Would Kidneys Suddenly Stop Working? -- Acute Kidney Failure
Acute kidney failure happens all of sudden, whereas chronic failure happens over time, often as a result of other illnesses like diabetes or high blood pressure. Acute kidney failure can range from mild to serious. Serious cases may require dialysis and may develop into a chronic condition.
What causes acute kidney failure?
Acute kidney failure may occur for a variety of reasons. A sudden, serious drop in blood flow to the kidneys. Heavy blood loss, an injury, or a bad infection called sepsis can reduce blood flow to the kidneys. Not enough fluid in the body (dehydration) also can harm the kidneys.
Obstructions in the urinary tract or renal artery can start acute kidney failure. Tumors, kidney stones or an enlarged prostate can block the flow of urine in the urinary tract. A blockage in the renal artery can cut off the supply of oxygen to the kidneys. Oxygen is necessary for kidney function. When the kidneys are starved for oxygen, a condition called Acute Tubular Necrosis (ATN) sets in.
Symptoms of acute renal failure include nausea, weakness, sluggishness and tremors. In severe cases, the kidneys may stop producing urine. People may also experience blood in the urine or foam in the urine.

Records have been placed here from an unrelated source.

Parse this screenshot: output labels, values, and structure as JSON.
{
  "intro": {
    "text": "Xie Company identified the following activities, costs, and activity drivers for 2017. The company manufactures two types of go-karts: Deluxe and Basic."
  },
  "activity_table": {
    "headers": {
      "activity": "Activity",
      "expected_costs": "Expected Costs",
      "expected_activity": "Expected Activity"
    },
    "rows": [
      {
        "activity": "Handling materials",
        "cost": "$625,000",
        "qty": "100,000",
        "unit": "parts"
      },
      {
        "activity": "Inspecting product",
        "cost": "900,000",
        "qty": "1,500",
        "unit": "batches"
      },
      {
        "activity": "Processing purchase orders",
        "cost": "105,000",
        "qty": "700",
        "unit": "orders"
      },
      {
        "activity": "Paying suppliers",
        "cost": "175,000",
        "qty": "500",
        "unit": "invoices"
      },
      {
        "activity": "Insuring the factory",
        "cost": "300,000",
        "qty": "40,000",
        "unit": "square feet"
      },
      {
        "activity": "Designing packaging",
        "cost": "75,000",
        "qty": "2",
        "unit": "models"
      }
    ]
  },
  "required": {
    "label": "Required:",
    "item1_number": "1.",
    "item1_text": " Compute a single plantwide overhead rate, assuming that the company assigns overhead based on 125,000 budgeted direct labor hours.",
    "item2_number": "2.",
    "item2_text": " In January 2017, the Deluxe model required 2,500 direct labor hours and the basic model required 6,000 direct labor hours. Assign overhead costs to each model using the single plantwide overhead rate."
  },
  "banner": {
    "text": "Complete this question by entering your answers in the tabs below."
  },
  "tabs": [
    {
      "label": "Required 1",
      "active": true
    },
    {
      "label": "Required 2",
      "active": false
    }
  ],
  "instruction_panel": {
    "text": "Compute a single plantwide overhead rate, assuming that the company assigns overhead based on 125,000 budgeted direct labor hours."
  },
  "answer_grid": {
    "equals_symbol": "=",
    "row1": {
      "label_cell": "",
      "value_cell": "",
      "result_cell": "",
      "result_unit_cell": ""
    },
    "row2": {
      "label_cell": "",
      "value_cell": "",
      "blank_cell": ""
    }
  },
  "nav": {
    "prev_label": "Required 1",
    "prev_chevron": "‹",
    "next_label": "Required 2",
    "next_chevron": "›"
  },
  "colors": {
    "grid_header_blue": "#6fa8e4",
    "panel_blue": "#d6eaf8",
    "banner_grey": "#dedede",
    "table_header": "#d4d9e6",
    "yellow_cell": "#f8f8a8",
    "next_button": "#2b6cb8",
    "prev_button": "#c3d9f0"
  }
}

What symptoms should I look for?
Blood and urine tests can check how well your kidneys are working. A chemistry screen can show if you have normal levels of sodium (salt), potassium, and calcium. You may also have an ultrasound. This imaging test lets your doctor see a picture of your kidneys.
There are a number of causes of acute renal failure. In some cases, any damage done to the kidneys is reversible. The condition can be brought on by certain medications or other drugs, an obstruction or something that causes blood flow to the kidneys to drop, such as an infection or dehydration.
Learn More: Can Red Bloody Stools Indicate Acute Renal Failure